Republicans and conservative wonks have long supported de-linking health insurance from employment in order to give workers more economic freedom. But now they're attacking Obamacare for ... doing just that.
Republicans seized on a Congressional Budget Office report Tuesday to attack Obamacare for "destroying" or "costing" jobs. The reality wasn't so simple; in fact, CBO didn't project any pink slips; it said some 2 million workers would voluntarily exit the full-time labor force (over a decade) because Obamacare will make them less dependent on their employer for health insurance. They can retire early, start a business, pursue a degree or spend more time with their families without the fear of losing health care coverage.
It has been an important conservative goal -- before and after the Obamacare debate poisoned intra-GOP politics -- to give workers more flexibility and freedom to retain health insurance if they switch jobs or quit. Indeed, existing health care alternatives by conservatives would have similar effects on workers.
"De-linking health insurance from employment has been a big theme in conservative proposals, and frankly liberal proposals too (e.g. single payer plans)," said Larry Levitt, senior vice president of the Kaiser Family Foundation.
In Oct. 2008, the conservative Heritage Foundation called this phenomenon "job lock" and "[a]n obstacle to labor mobility." A Heritage research paper praised then-presidential candidate Sen. John McCain's (R-AZ) health care plan for addressing the problem by proposing adjustments to the tax treatment of health care, among other reforms.
"Today, leaving a job or changing jobs means leaving behind the health insurance provided at the place of work," wrote authors Robert E. Moffit and Nina Owcharenko. "Individuals who wish to take a better job, change careers, or leave the workforce to raise a family or to retire early take substantial risks."
Due to a quirk in the federal tax code that came about after World War II, one out of two American workers gets health insurance from an employer. Conservatives have for years been lamenting that the difficulty of buying coverage outside the workplace hinders economic freedom by discouraging entrepreneurship and risk-taking due to the fear of health insecurity (as well as the rising cost of providing care).
A Sept. 2006 research paper by the conservative American Enterprise Institute argued the tax preference for employer-based insurance created a "lack of choice" that can "disadvantage employees."
"Those who buy their health insurance through their employers may find themselves locked into their current employment for fear that they might lose coverage," wrote author Joseph Antos. "If the worker or a family member develops a serious health condition, a job change could mean the total loss of insurance or exclusion of that condition from coverage."
Obamacare seeks to fix this problem by providing financial assistance to get coverage and prohibits insurance companies from shutting out sick people.
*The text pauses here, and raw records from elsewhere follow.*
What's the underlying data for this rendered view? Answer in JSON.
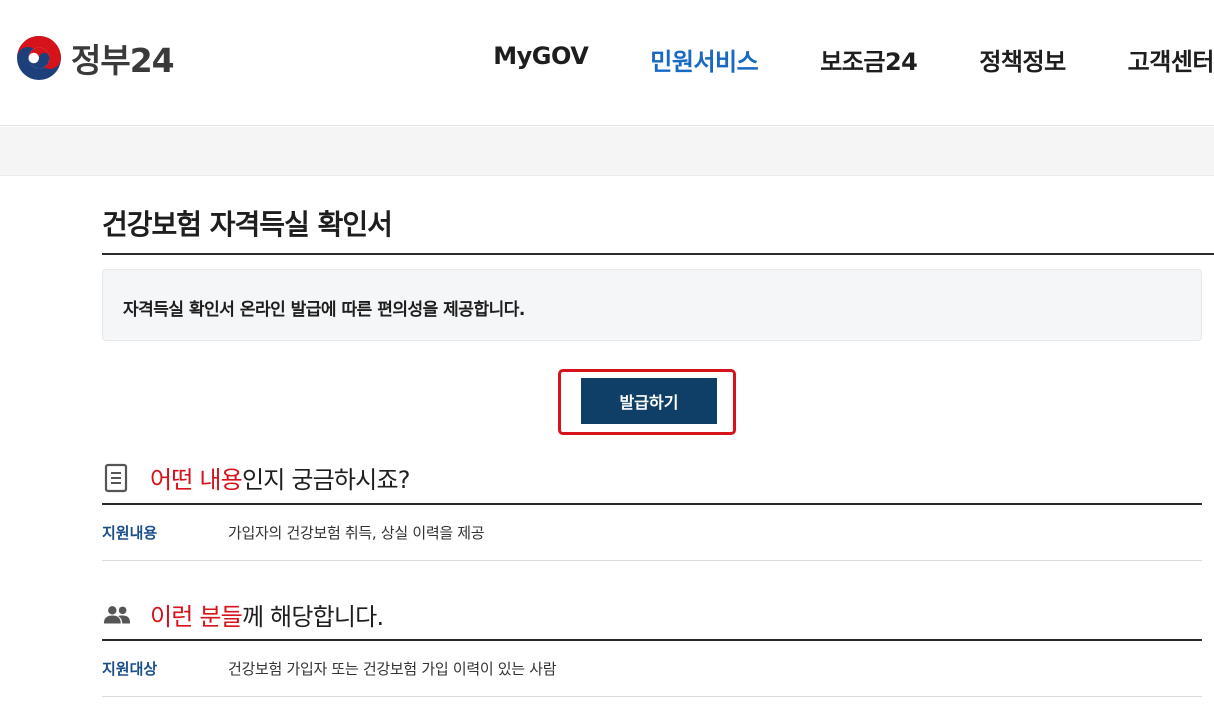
{
  "header": {
    "logo_text": "정부24",
    "nav": [
      {
        "label": "MyGOV"
      },
      {
        "label": "민원서비스"
      },
      {
        "label": "보조금24"
      },
      {
        "label": "정책정보"
      },
      {
        "label": "고객센터"
      }
    ],
    "active_nav": "민원서비스"
  },
  "page": {
    "title": "건강보험 자격득실 확인서",
    "description": "자격득실 확인서 온라인 발급에 따른 편의성을 제공합니다.",
    "issue_button": "발급하기"
  },
  "sections": [
    {
      "icon": "document-icon",
      "title_highlight": "어떤 내용",
      "title_rest": "인지 궁금하시죠?",
      "rows": [
        {
          "label": "지원내용",
          "value": "가입자의 건강보험 취득, 상실 이력을 제공"
        }
      ]
    },
    {
      "icon": "people-icon",
      "title_highlight": "이런 분들",
      "title_rest": "께 해당합니다.",
      "rows": [
        {
          "label": "지원대상",
          "value": "건강보험 가입자 또는 건강보험 가입 이력이 있는 사람"
        }
      ]
    }
  ],
  "colors": {
    "accent_red": "#d6121b",
    "nav_active": "#1769c4",
    "button_navy": "#0f3f66",
    "label_blue": "#1b4f8a"
  }
}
The Heritage Foundation and various prominent Republicans supported this approach during the 1990s and 2000s, but abandoned it once Democrats took it up. And so conservatives set about proposing new ways of disentangling health insurance and employment, such as unwinding the tax exclusion for job-based coverage, offering individuals a tax credit to buy insurance and expanding Health Savings Accounts.
The most recent of these proposals was put forward recently by Republican Sens. Orrin Hatch (UT), Tom Coburn (OK) and Richard Burr (NC). It provides subsidies for Americans to buy insurance regardless of their employment situation. "This protection ensures that individuals can transition from employer-based coverage to insurance in the individual market without being forced to face high premiums solely because of a costly underlying health condition," according to a summary of the proposal released by Hatch's office.
The goal is similar to that of Obamacare, and portends similar behavioral consequences. The CBO found that due to the Affordable Care Act, Americans will work an average of 1.5 to 2 percent fewer hours between 2017 and 2024. If Republicans give workers better health care options outside the workplace, it'll motivate some of them to exit the full-time labor force.
"If you cap or reduce the tax exemption for employer-provided insurance – as some conservative proposals call for – you could have bigger labor market effects because you’re reducing the incentive to work," said Levitt. "How a proposal changes the individual insurance market can have an effect too. The better and more secure individual market coverage, the less people may feel 'job locked.'"